Creating awareness about health is second nature to Johnson. As the health promotion director at the Medical University of South Carolina, she has spent seven years fostering a healthy environment on the MUSC campus, directing the employee wellness program, and helping promote fitness policies and environmental programs, such as the Charleston bike share and the urban farm on the grounds of the university.

“I do a lot of community collaborative work, like the city’s wellness advisory board,” she says. “I’m fortunate to work with a great group of diverse partners.”

Naturally, that collaborative mindset became part of the design of the health awareness project.

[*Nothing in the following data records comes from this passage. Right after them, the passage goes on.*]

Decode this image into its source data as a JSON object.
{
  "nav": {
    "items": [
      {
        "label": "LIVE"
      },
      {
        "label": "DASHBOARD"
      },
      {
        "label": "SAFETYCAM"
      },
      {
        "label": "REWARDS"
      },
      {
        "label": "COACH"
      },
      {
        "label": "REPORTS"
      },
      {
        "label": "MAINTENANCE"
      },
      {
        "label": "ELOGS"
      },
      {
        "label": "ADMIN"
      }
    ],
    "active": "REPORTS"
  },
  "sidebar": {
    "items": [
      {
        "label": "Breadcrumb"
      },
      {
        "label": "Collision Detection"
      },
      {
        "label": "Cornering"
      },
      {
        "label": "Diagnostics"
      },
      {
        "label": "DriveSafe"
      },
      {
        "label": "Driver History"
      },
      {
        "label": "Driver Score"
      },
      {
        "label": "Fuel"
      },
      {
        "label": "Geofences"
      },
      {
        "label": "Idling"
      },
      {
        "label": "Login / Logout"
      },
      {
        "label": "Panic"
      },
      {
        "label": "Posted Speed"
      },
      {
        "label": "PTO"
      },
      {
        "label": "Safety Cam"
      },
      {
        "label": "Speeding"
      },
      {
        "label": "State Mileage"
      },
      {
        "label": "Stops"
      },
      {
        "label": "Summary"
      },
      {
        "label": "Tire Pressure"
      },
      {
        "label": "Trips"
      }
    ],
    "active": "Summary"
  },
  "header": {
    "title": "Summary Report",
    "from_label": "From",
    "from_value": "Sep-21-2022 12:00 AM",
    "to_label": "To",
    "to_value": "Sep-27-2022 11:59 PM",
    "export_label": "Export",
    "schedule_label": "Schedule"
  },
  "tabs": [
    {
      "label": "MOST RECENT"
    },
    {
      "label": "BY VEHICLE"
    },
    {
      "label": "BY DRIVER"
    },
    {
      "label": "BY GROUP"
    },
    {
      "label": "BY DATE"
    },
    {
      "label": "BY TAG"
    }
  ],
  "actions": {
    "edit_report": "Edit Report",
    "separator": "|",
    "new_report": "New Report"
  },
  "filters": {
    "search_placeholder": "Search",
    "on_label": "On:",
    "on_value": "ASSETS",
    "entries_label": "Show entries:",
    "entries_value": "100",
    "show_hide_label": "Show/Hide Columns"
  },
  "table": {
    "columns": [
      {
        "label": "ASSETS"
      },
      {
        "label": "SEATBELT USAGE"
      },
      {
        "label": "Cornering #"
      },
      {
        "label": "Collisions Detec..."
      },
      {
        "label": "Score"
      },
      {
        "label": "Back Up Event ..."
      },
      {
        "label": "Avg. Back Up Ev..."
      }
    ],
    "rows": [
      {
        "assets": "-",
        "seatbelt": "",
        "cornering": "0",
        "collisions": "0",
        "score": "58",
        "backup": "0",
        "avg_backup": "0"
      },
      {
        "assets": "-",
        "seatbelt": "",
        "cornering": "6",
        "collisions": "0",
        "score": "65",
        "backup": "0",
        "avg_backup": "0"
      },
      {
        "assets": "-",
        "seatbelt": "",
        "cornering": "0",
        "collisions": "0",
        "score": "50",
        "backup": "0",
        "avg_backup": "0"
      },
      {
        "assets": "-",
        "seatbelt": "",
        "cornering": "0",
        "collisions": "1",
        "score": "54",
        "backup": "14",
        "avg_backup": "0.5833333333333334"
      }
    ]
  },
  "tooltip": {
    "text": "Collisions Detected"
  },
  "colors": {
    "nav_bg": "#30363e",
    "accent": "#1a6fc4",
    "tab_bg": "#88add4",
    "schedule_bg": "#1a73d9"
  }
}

“This app brings together all types of providers to offer consumers a unified, seamless experience in the palm of their hands,” says Ramsay. “We are creating an inclusive network of individuals, business owners and community leaders that share a commitment to well-being.”

The two thought long and hard about what the technology would encompass.

“This was my first foray into the technology world,” Johnson says. “In my work in health promotion, I know it’s about getting people to change their behavior to a healthier lifestyle, and I knew we needed to focus on marketing health. The thing is, in public health we traditionally miss the technology piece. I knew we needed to bring technology into our concept.”

They decided that convenience, saving money and not having to sort through a lot to find options were the key elements. They enlisted help from a PR firm to come up with the name vimcity – vim as in “vim and vigor” and city to indicate it’s local – and they hired a local tech developer to create a mobile app for them.

“For a lot of people, their cell phones are their social lives,” Johnson says, “so this was a way to get people where they are.”

Considering the plethora of apps – 2.8 million for Android and 2.2 million for iOS, according to Statista – they would need to find a way to stand out.

“There are a lot of apps out there focused on some type of behavior, and most are focused on one aspect of wellness, like nutrition or exercise,” Johnson says. “We wanted to move beyond the silos of wellness and focus on the whole picture of health and the community.”

The model they settled on was engagement – finding a way to engage all the stakeholders – and the app includes several elements related to behavioral change theory, including education, incentives, gamification and social connections.

“We’ve sorted out the things that matter to people, the things they look to when they’re engaging,” she says. “That’s where outcomes happen.”

The vimcity features include:

• Searching for fitness classes by time, current location or instructor and exploring new restaurants, retailers, studios, etc.

• Saving money and earning points by prioritizing healthy choices and being rewarded with cash savings.

• Staying motivated by inviting friends to class and sharing goals and progress.

• Lifestyle tracking with no check-ins required. Instead, the app will automatically sync a fitness wearable or use a smart phone built-in step tracker.

An additional pillar of the program is volunteerism, which Johnson says is healthy for both the community and the individual.

“We tend to become involved in our own problems,” she says, “but when you start to do things for others, it puts things in perspective and can be a great stress reliever.”

The user can earn credits through outreach programs on the app. Businesses can incorporate the program into their corporate wellness programs by purchasing memberships for their employees.

Johnson and Ramsay have prequalified everything on the app. Along with fitness and store information, the app is loaded with community resources, including parks, community gardens, trails and other amenities in the area.

Although vimcity is still in beta testing in the Charleston area, it will eventually expand to other cities.

“That’s always been the plan,” says Johnson. “We built this with the intention of making it available anywhere.”

Among the immediate plans are reaching out and setting the stage in Hilton Head, Charlotte, Greenville, and Nashville.

“We’ll start here and make sure it has everything it needs before we expand,” she says. “Then it’ll need a ‘champion’ in each city to guide it. Beyond that, the technology will take care of itself.”